The spark for retired science teacher Gary Blume to start a volunteer trash pickup program came simply.

On a stroll through Liberty Station Park in San Diego in 2017, the bearded and bespectacled Blume saw garbage strewn about. It marred his mood.

“Seeing the litter kind of brought me down,” Blume said with smiling eyes during a recent walk through Allied Gardens Community Park. ”And then I just had the thought that I'm going to pick it up and throw it away and that made me feel better.”


When another person witnessed Blume’s civic act borne of frustration, and acknowledged it by thanking him, a seedling of an idea emerged.

“I realized that for them to thank me means they felt really good, which made me feel even better,” Blume said. “That's when this whole thing came together.”

The experience motivated Blume to start the Total Altruism Project, which encourages people at San Diego parks to pick up trash by placing litter grabbing sticks near garbage cans.

“A person, if they're walking in the park, can pick up one of these litter grabbing tools, pick up litter and put it in the net,” Blume said. “When they come to a trash can, they can deposit it.”

But probe a little deeper with Blume and the complexity surfaces. He reveals that the idea to encourage people to voluntarily remove litter from parks emerged just as he came to terms with a sometimes challenging relationship with his parents.

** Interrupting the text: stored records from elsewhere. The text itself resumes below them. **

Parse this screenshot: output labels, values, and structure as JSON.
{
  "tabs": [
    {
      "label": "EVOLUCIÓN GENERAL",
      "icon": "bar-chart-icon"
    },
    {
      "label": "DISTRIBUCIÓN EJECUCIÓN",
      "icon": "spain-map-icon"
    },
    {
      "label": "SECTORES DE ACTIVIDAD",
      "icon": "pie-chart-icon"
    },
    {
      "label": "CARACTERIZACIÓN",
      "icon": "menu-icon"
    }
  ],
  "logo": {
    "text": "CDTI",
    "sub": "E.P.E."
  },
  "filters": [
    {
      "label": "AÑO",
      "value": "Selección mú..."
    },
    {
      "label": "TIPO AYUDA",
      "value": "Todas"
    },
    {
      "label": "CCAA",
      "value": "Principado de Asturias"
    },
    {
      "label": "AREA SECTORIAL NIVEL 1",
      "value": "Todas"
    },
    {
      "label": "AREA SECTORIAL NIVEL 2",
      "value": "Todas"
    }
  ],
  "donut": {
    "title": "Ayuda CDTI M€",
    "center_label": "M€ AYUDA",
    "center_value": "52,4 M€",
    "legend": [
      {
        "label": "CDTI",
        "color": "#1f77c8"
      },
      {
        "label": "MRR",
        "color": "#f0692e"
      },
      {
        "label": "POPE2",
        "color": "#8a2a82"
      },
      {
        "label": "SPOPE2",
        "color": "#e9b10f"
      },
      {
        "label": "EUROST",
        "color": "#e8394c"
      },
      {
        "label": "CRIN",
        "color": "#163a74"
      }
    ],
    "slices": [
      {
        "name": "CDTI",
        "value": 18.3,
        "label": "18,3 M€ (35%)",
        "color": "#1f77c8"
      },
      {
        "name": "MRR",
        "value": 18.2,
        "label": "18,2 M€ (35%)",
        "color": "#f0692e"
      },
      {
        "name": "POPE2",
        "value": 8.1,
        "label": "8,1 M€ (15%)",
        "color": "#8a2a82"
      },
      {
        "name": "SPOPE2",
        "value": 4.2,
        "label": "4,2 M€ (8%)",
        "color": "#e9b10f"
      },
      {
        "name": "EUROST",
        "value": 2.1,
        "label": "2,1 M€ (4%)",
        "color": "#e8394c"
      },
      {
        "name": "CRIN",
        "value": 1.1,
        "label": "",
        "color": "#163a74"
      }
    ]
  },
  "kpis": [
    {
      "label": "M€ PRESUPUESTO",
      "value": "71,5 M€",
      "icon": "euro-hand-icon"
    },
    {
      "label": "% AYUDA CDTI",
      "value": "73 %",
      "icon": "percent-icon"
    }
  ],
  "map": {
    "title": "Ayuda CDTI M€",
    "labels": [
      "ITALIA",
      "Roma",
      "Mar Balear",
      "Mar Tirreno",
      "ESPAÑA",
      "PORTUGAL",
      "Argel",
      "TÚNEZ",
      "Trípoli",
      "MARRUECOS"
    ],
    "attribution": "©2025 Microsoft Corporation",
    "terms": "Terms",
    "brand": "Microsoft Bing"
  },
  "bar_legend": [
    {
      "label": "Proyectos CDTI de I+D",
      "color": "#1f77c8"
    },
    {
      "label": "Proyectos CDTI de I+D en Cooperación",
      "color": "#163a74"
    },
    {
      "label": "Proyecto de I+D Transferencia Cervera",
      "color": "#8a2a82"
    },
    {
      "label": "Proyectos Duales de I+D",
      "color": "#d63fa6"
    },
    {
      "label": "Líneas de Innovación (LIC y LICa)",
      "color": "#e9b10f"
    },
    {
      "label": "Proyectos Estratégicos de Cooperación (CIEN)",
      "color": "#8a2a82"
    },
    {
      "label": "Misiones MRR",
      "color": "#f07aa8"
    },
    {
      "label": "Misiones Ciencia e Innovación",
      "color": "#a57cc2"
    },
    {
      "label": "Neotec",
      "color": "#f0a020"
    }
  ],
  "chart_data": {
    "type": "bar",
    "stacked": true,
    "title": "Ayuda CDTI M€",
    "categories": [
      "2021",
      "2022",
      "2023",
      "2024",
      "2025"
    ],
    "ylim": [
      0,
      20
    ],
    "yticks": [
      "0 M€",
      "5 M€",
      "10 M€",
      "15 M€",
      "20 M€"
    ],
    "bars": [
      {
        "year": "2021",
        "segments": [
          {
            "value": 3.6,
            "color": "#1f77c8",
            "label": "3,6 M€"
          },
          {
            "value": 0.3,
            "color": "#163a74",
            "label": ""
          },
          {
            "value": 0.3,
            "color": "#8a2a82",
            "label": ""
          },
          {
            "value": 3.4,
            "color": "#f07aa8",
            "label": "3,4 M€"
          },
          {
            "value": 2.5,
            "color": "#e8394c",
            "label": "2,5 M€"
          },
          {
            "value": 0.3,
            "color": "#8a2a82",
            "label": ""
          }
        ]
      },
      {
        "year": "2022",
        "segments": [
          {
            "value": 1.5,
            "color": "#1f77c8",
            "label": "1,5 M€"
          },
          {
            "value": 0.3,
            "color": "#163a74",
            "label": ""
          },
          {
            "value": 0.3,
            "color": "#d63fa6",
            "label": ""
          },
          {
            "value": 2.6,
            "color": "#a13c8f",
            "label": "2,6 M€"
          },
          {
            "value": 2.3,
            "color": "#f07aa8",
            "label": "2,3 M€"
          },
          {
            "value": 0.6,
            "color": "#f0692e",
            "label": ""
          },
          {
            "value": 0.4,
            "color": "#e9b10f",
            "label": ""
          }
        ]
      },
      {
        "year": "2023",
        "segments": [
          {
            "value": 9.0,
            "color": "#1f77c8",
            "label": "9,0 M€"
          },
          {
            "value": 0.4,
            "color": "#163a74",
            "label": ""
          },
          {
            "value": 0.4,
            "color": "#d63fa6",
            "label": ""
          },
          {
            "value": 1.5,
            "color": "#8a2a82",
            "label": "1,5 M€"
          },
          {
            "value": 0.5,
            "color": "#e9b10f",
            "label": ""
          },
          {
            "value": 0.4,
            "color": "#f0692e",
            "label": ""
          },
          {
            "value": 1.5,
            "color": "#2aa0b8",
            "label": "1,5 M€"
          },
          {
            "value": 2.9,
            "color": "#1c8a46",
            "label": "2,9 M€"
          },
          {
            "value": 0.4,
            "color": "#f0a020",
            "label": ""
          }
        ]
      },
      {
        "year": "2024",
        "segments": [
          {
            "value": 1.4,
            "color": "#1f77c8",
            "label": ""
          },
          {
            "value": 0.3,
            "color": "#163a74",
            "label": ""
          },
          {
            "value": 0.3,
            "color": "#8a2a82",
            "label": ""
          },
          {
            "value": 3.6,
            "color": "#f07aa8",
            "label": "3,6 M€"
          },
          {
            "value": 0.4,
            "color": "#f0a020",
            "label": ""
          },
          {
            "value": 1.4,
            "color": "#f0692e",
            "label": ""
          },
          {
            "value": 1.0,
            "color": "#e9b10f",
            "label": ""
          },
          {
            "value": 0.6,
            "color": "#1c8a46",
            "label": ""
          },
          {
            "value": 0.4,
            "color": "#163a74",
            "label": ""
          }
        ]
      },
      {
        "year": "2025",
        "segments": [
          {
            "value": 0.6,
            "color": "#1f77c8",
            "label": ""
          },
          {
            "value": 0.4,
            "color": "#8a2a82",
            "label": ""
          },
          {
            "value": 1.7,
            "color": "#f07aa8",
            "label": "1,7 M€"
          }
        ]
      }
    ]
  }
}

“I was looking at gratitude, and everything happens for a reason and following my heart, that's what I did,” Blume said. “And there has not been one barrier on this whole project. Doors opened.”

Today, Blume has trash grabbers in four San Diego parks and has grand visions for the project.

“What I'm hoping is that word will get out and a large corporation will want to associate themselves with me and help me spread it throughout California, the U.S., and eventually the world,” Blume said. “I want people to realize that an individual person can really make an impact on the world by following their heart and doing good things. The smallest act of kindness, picking up a piece of litter, is having a ripple effect.”

He conceded that there are some people who are reluctant to pick up other people’s trash. But he adds there are many more who have “their heart in the right place.” Blume said as many as 15 groups have used the trash grabbers in one park in one day.

He himself still volunteers to remove garbage from parks, while he visits the spaces twice a week to make sure the trash grabbing tools are in place and working.

“It'd look pretty bad if I'm in charge of this and I pass the litter up,” he said.

He still feels the same excitement he did when he first started the Total Altruism Project.

 “I get goosebumps all the time from just talking about it,” he said.

These days he even ponders how the trash ended up in the parks he visits.

“Sometimes when you go through a field like this and you find a bandage or a hair tie, and you kind of wonder, you know, what athlete was here and what happened to loosen it,” Blume said. “But it’s still litter.”